There are artists that work from scrap materials, and there are others, like Christine Terrell, who is completely living the reuse lifestyle. It’s an incredibly satisfying, resource-saving and budget-smart way to live. Christine’s company, Adaptive Reuse, creates art, jewelry and other objects using unique, but mass-produced materials in an unexpected way.
Once a bona fide scrapper homes in on a potential material, they are really insatiable in it’s acquisition. Her materials of choice are food tins, spice and tea tins, both vintage and contemporary. These printed tins are collected, flattened and sorted. I love the way they become a library of colors, patterns and short vignettes from which to choose. The jewelry she creates is also beautifully made, as she is a self-proclaimed technique junkie.

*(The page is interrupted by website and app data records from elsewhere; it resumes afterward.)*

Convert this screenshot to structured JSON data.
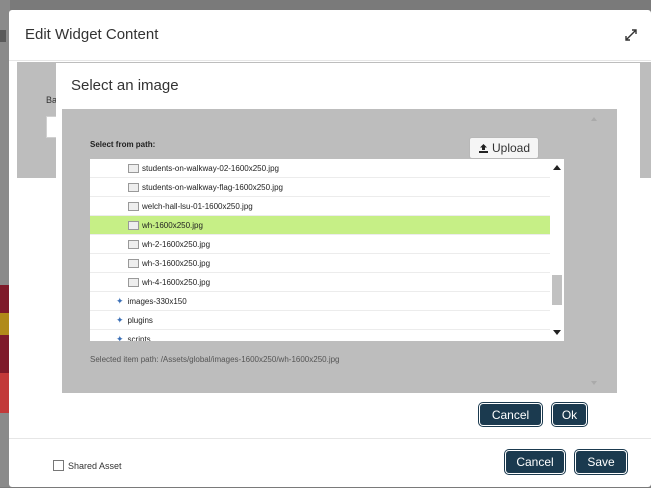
{
  "outer_dialog": {
    "title": "Edit Widget Content",
    "background_label": "Ba",
    "shared_asset_label": "Shared Asset",
    "cancel_label": "Cancel",
    "save_label": "Save"
  },
  "image_dialog": {
    "title": "Select an image",
    "select_from_path_label": "Select from path:",
    "upload_label": "Upload",
    "tree_items": [
      {
        "label": "students-on-walkway-02-1600x250.jpg",
        "type": "file",
        "selected": false
      },
      {
        "label": "students-on-walkway-flag-1600x250.jpg",
        "type": "file",
        "selected": false
      },
      {
        "label": "welch-hall-lsu-01-1600x250.jpg",
        "type": "file",
        "selected": false
      },
      {
        "label": "wh-1600x250.jpg",
        "type": "file",
        "selected": true
      },
      {
        "label": "wh-2-1600x250.jpg",
        "type": "file",
        "selected": false
      },
      {
        "label": "wh-3-1600x250.jpg",
        "type": "file",
        "selected": false
      },
      {
        "label": "wh-4-1600x250.jpg",
        "type": "file",
        "selected": false
      },
      {
        "label": "images-330x150",
        "type": "folder",
        "selected": false
      },
      {
        "label": "plugins",
        "type": "folder",
        "selected": false
      },
      {
        "label": "scripts",
        "type": "folder",
        "selected": false
      }
    ],
    "selected_item_path": "Selected item path: /Assets/global/images-1600x250/wh-1600x250.jpg",
    "cancel_label": "Cancel",
    "ok_label": "Ok"
  },
  "colors": {
    "primary_button": "#1b3a4f",
    "selected_row": "#c6ef86",
    "folder_icon": "#3b6fb6"
  }
}
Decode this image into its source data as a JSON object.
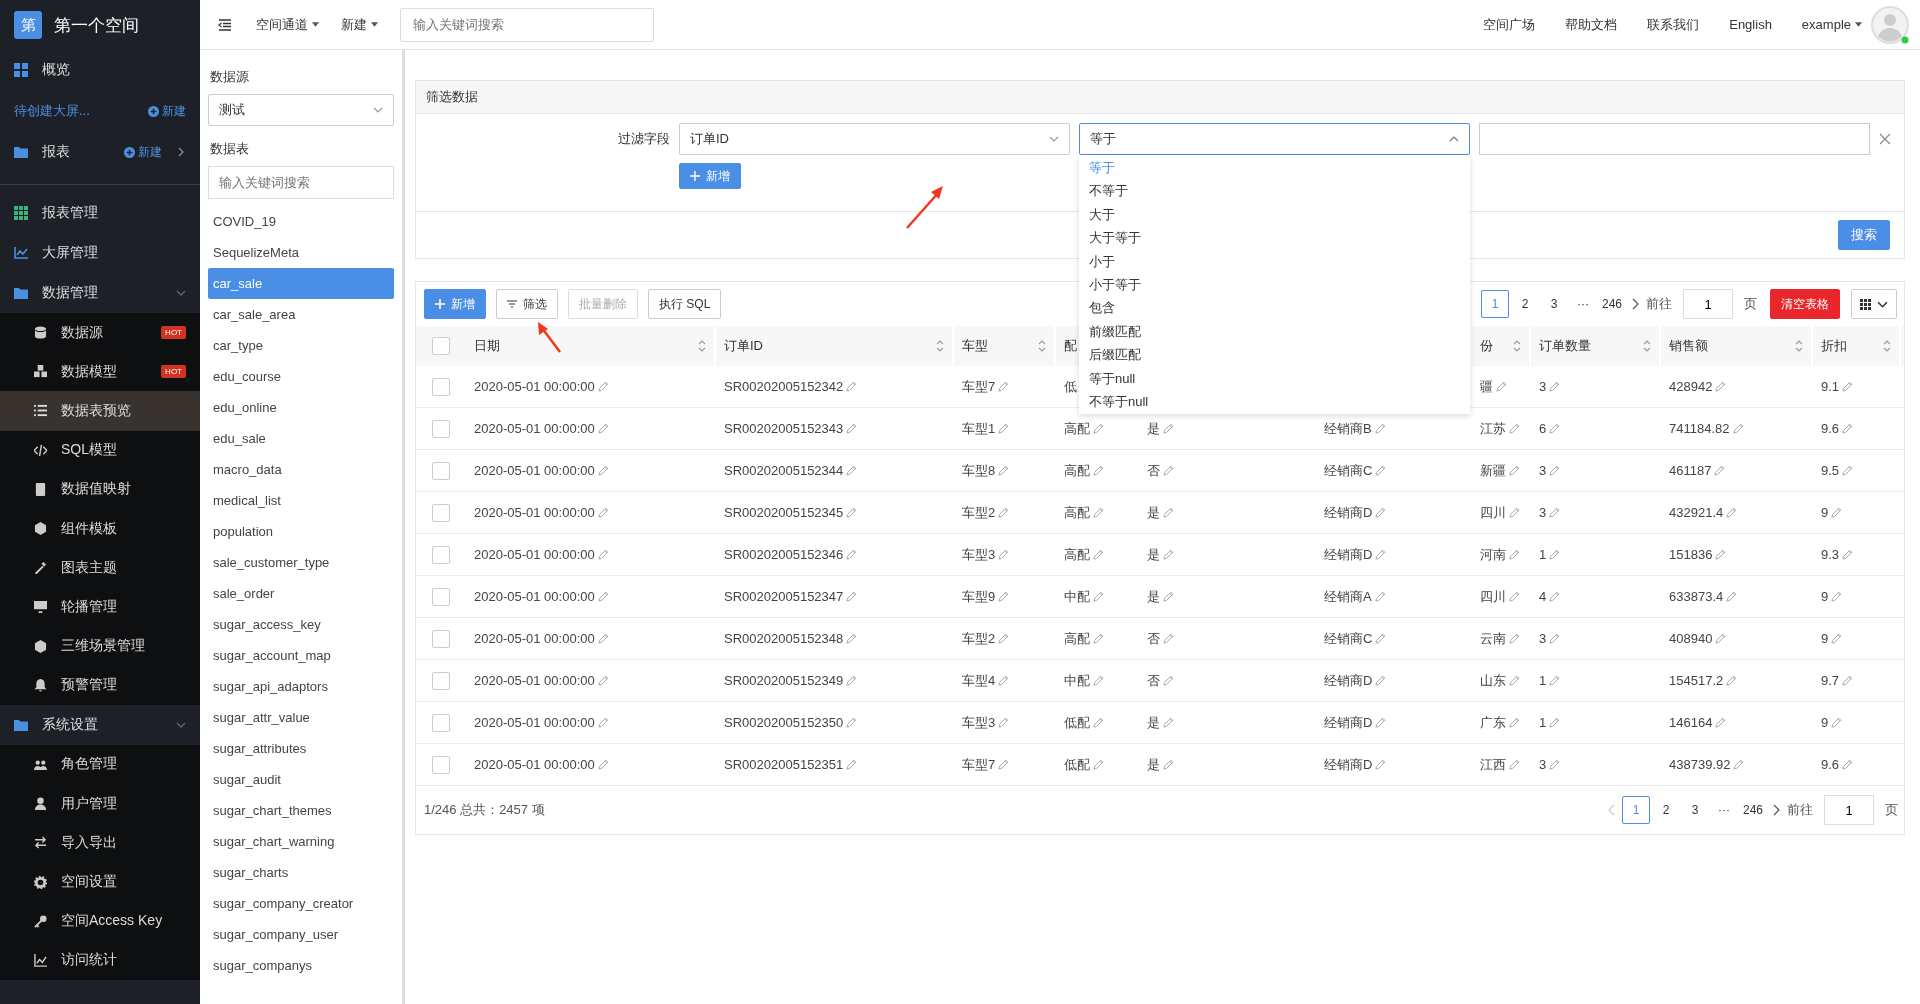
{
  "brand": {
    "logo": "第",
    "name": "第一个空间"
  },
  "top_nav": [
    {
      "kind": "item",
      "label": "概览"
    },
    {
      "kind": "pending",
      "label": "待创建大屏...",
      "action": "新建"
    },
    {
      "kind": "folder",
      "label": "报表",
      "action": "新建"
    }
  ],
  "menu": [
    {
      "label": "报表管理"
    },
    {
      "label": "大屏管理"
    },
    {
      "label": "数据管理",
      "expanded": true,
      "children": [
        {
          "label": "数据源",
          "badge": "HOT",
          "selected": false
        },
        {
          "label": "数据模型",
          "badge": "HOT",
          "selected": false
        },
        {
          "label": "数据表预览",
          "selected": true
        },
        {
          "label": "SQL模型",
          "selected": false
        },
        {
          "label": "数据值映射",
          "selected": false
        },
        {
          "label": "组件模板",
          "selected": false
        },
        {
          "label": "图表主题",
          "selected": false
        },
        {
          "label": "轮播管理",
          "selected": false
        },
        {
          "label": "三维场景管理",
          "selected": false
        },
        {
          "label": "预警管理",
          "selected": false
        }
      ]
    },
    {
      "label": "系统设置",
      "expanded": true,
      "children": [
        {
          "label": "角色管理",
          "selected": false
        },
        {
          "label": "用户管理",
          "selected": false
        },
        {
          "label": "导入导出",
          "selected": false
        },
        {
          "label": "空间设置",
          "selected": false
        },
        {
          "label": "空间Access Key",
          "selected": false
        },
        {
          "label": "访问统计",
          "selected": false
        }
      ]
    }
  ],
  "header": {
    "menus": [
      "空间通道",
      "新建"
    ],
    "search": {
      "placeholder": "输入关键词搜索"
    },
    "links": [
      "空间广场",
      "帮助文档",
      "联系我们",
      "English"
    ],
    "user": "example"
  },
  "source_panel": {
    "source_label": "数据源",
    "source_value": "测试",
    "table_label": "数据表",
    "search": {
      "placeholder": "输入关键词搜索"
    },
    "tables": [
      {
        "name": "COVID_19",
        "selected": false
      },
      {
        "name": "SequelizeMeta",
        "selected": false
      },
      {
        "name": "car_sale",
        "selected": true
      },
      {
        "name": "car_sale_area",
        "selected": false
      },
      {
        "name": "car_type",
        "selected": false
      },
      {
        "name": "edu_course",
        "selected": false
      },
      {
        "name": "edu_online",
        "selected": false
      },
      {
        "name": "edu_sale",
        "selected": false
      },
      {
        "name": "macro_data",
        "selected": false
      },
      {
        "name": "medical_list",
        "selected": false
      },
      {
        "name": "population",
        "selected": false
      },
      {
        "name": "sale_customer_type",
        "selected": false
      },
      {
        "name": "sale_order",
        "selected": false
      },
      {
        "name": "sugar_access_key",
        "selected": false
      },
      {
        "name": "sugar_account_map",
        "selected": false
      },
      {
        "name": "sugar_api_adaptors",
        "selected": false
      },
      {
        "name": "sugar_attr_value",
        "selected": false
      },
      {
        "name": "sugar_attributes",
        "selected": false
      },
      {
        "name": "sugar_audit",
        "selected": false
      },
      {
        "name": "sugar_chart_themes",
        "selected": false
      },
      {
        "name": "sugar_chart_warning",
        "selected": false
      },
      {
        "name": "sugar_charts",
        "selected": false
      },
      {
        "name": "sugar_company_creator",
        "selected": false
      },
      {
        "name": "sugar_company_user",
        "selected": false
      },
      {
        "name": "sugar_companys",
        "selected": false
      }
    ]
  },
  "filter": {
    "title": "筛选数据",
    "label": "过滤字段",
    "field": "订单ID",
    "operator": "等于",
    "operator_open": true,
    "options": [
      {
        "label": "等于",
        "selected": true
      },
      {
        "label": "不等于",
        "selected": false
      },
      {
        "label": "大于",
        "selected": false
      },
      {
        "label": "大于等于",
        "selected": false
      },
      {
        "label": "小于",
        "selected": false
      },
      {
        "label": "小于等于",
        "selected": false
      },
      {
        "label": "包含",
        "selected": false
      },
      {
        "label": "前缀匹配",
        "selected": false
      },
      {
        "label": "后缀匹配",
        "selected": false
      },
      {
        "label": "等于null",
        "selected": false
      },
      {
        "label": "不等于null",
        "selected": false
      }
    ],
    "add_button": "新增",
    "search_button": "搜索"
  },
  "toolbar": [
    {
      "label": "新增",
      "kind": "primary",
      "disabled": false
    },
    {
      "label": "筛选",
      "kind": "filter",
      "disabled": false
    },
    {
      "label": "批量删除",
      "kind": "default",
      "disabled": true
    },
    {
      "label": "执行 SQL",
      "kind": "default",
      "disabled": false
    }
  ],
  "top_pager": {
    "pages": [
      {
        "label": "1",
        "selected": true
      },
      {
        "label": "2",
        "selected": false
      },
      {
        "label": "3",
        "selected": false
      },
      {
        "label": "···",
        "selected": false
      },
      {
        "label": "246",
        "selected": false
      }
    ],
    "goto": "前往",
    "page": "1",
    "unit": "页",
    "clear_button": "清空表格"
  },
  "table": {
    "select_all": {
      "checked": false
    },
    "columns": [
      {
        "label": "日期"
      },
      {
        "label": "订单ID"
      },
      {
        "label": "车型"
      },
      {
        "label": "配",
        "cut": true
      },
      {},
      {},
      {
        "label": "份"
      },
      {
        "label": "订单数量"
      },
      {
        "label": "销售额"
      },
      {
        "label": "折扣"
      }
    ],
    "rows": [
      {
        "checked": false,
        "cells": [
          "2020-05-01 00:00:00",
          "SR00202005152342",
          "车型7",
          {
            "text": "低",
            "cut": true
          },
          null,
          null,
          "疆",
          "3",
          "428942",
          "9.1"
        ]
      },
      {
        "checked": false,
        "cells": [
          "2020-05-01 00:00:00",
          "SR00202005152343",
          "车型1",
          "高配",
          "是",
          "经销商B",
          "江苏",
          "6",
          "741184.82",
          "9.6"
        ]
      },
      {
        "checked": false,
        "cells": [
          "2020-05-01 00:00:00",
          "SR00202005152344",
          "车型8",
          "高配",
          "否",
          "经销商C",
          "新疆",
          "3",
          "461187",
          "9.5"
        ]
      },
      {
        "checked": false,
        "cells": [
          "2020-05-01 00:00:00",
          "SR00202005152345",
          "车型2",
          "高配",
          "是",
          "经销商D",
          "四川",
          "3",
          "432921.4",
          "9"
        ]
      },
      {
        "checked": false,
        "cells": [
          "2020-05-01 00:00:00",
          "SR00202005152346",
          "车型3",
          "高配",
          "是",
          "经销商D",
          "河南",
          "1",
          "151836",
          "9.3"
        ]
      },
      {
        "checked": false,
        "cells": [
          "2020-05-01 00:00:00",
          "SR00202005152347",
          "车型9",
          "中配",
          "是",
          "经销商A",
          "四川",
          "4",
          "633873.4",
          "9"
        ]
      },
      {
        "checked": false,
        "cells": [
          "2020-05-01 00:00:00",
          "SR00202005152348",
          "车型2",
          "高配",
          "否",
          "经销商C",
          "云南",
          "3",
          "408940",
          "9"
        ]
      },
      {
        "checked": false,
        "cells": [
          "2020-05-01 00:00:00",
          "SR00202005152349",
          "车型4",
          "中配",
          "否",
          "经销商D",
          "山东",
          "1",
          "154517.2",
          "9.7"
        ]
      },
      {
        "checked": false,
        "cells": [
          "2020-05-01 00:00:00",
          "SR00202005152350",
          "车型3",
          "低配",
          "是",
          "经销商D",
          "广东",
          "1",
          "146164",
          "9"
        ]
      },
      {
        "checked": false,
        "cells": [
          "2020-05-01 00:00:00",
          "SR00202005152351",
          "车型7",
          "低配",
          "是",
          "经销商D",
          "江西",
          "3",
          "438739.92",
          "9.6"
        ]
      }
    ]
  },
  "footer": {
    "summary": "1/246 总共：2457 项",
    "pages": [
      {
        "label": "1",
        "selected": true
      },
      {
        "label": "2",
        "selected": false
      },
      {
        "label": "3",
        "selected": false
      },
      {
        "label": "···",
        "selected": false
      },
      {
        "label": "246",
        "selected": false
      }
    ],
    "goto": "前往",
    "page": "1",
    "unit": "页"
  }
}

All of the pieces are really intriguing, but one of my favorites is this partly sunny pair of earrings. They play nicely on our mind/mood swings and the fickle nature that is apparent in how human beings see things.
Christine Terrell’s extreme artistic resourcefulness finds its way into her encaustic paintings as well. The remnants of her jewelry work create a multitude of stencils, which then provide the basis for the paintings. Or, repetitive process meets repetitive process, like two mirrors facing each other and recycling into perpetuity.
The beer tab hanger on the back is absolutely brilliant and rounds out the whole conversation. I definitely look forward to see what Christine does next in the realm of adaptive reuse.